Hoover ordered an investigation of Wade and found that Wade had kept paper records of his informants. Wade was forced to change his story. The FBI director had protected the bureau’s reputation. But Wade never back off his point: somebody could have been handling Oswald.
Wade’s words stirred concern in Washington because he was treading close to some of the U.S. government’s most sensitive national security operations. As scholars David Kaiser and John Newman documented, the FBI and the CIA and made sure that their operations in late 1963 targeting the pro-Castro Fair Play for Cuba Committee, of which Oswald purported to be a member, were not disclosed to Warren Commission. The reason: “national security.”
Yet these “national security” operations were at the heart of the intelligence failure that culminated in JFK’s death. In the last three months of JFK’s life, while senior FBI and the CIA officials were targettng the FPCC for penetration, disruption and destruction, some of these same officials were informed as Oswald publicly promoted the FPCC, an organization officially classified as “subversive” by the U.S. government.
These same officials were notified when Oswald was arrested for fighting with CIA-sponsored Cubans in New Orleans. Then Oswald went to Mexico City where he met with Cuban and Russian diplomats. These conversations were recorded by the CIA and reviewed by senior undercover officers–who kept their FBI colleagues in the dark about Oswald. Then Oswald moved to Dallas with his Mannlicher-Carcano rifle.
The response of the CIA and FBI? On October 10, 1963, they removed Oswald’s name from the FBI’s “alert” list of persons of interest to the FBI headquarters.
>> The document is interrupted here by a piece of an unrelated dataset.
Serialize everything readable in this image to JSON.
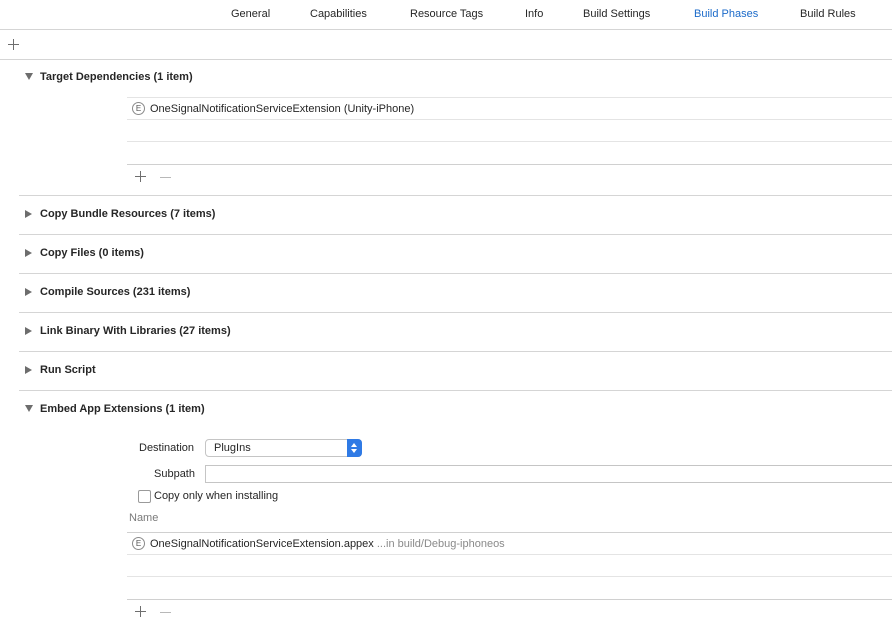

They reduced Oswald’s security profile as he made his way to Dealey Plaza.
Why such hands-off treatment for a known leftist whose biography and travels were well-known to senior CIA operations officers? (Those in the know about Oswald included assistant deputy director Tom Karamessines, chief of Western Hemisphere operations William J. Hood, Mexico desk chief John Whitten and counterintelligence liaison officer Jane Roman.
One possible explanation is that these officials thought of Oswald as an asset, a person who could provide information and/or be manipulated. In a word, Oswald may have been what Henry Wade said he was.
There’s no piece of paper that says that, say defenders of the FBI and CIA.
Henry Wade’s voice of experience was a useful corrective to such willful naivete. The people who ran agents didn’t have to keep receipts or even identify their paid informants to superiors, Wade said. At a time when the extent fo the CIA’s pre-assassination surveillance of Oswald was a supreme “national security” secret, Wade’s candor endangered the FBI and the CIA’s “plausible deniability” on Oswald.
One online biography of Wade states that in 1964, “Wade produced a screenplay on the assassination entitled Countdown in Dallas. The script suggested that Lee Harvey Oswald and Jack Ruby were involved in a conspiracy to kill John F. Kennedy. The film was never made.”
Wade stayed on as D.A. in Dallas for another decade, gaining a measure of fame for his role in the landmark abortion rights case, Roe v. Wade.
It would be thirty years before the full extent of the CIA and FBI’s pre-assassination surveillance of Lee Harvey Oswald would be revealed to the American people.
Kim Wade, a Dallas attorney and Henry Wade’s son, reviewed his father’s FBI file at the request of the Dallas News. Afterward, he said: “If my dad were alive and looking back on this incident, I think he would be wryly amused. He may have adjusted his story to maintain good relations with the FBI. But the big picture is that the FBI wanted it to appear that it had nothing to do with Oswald.”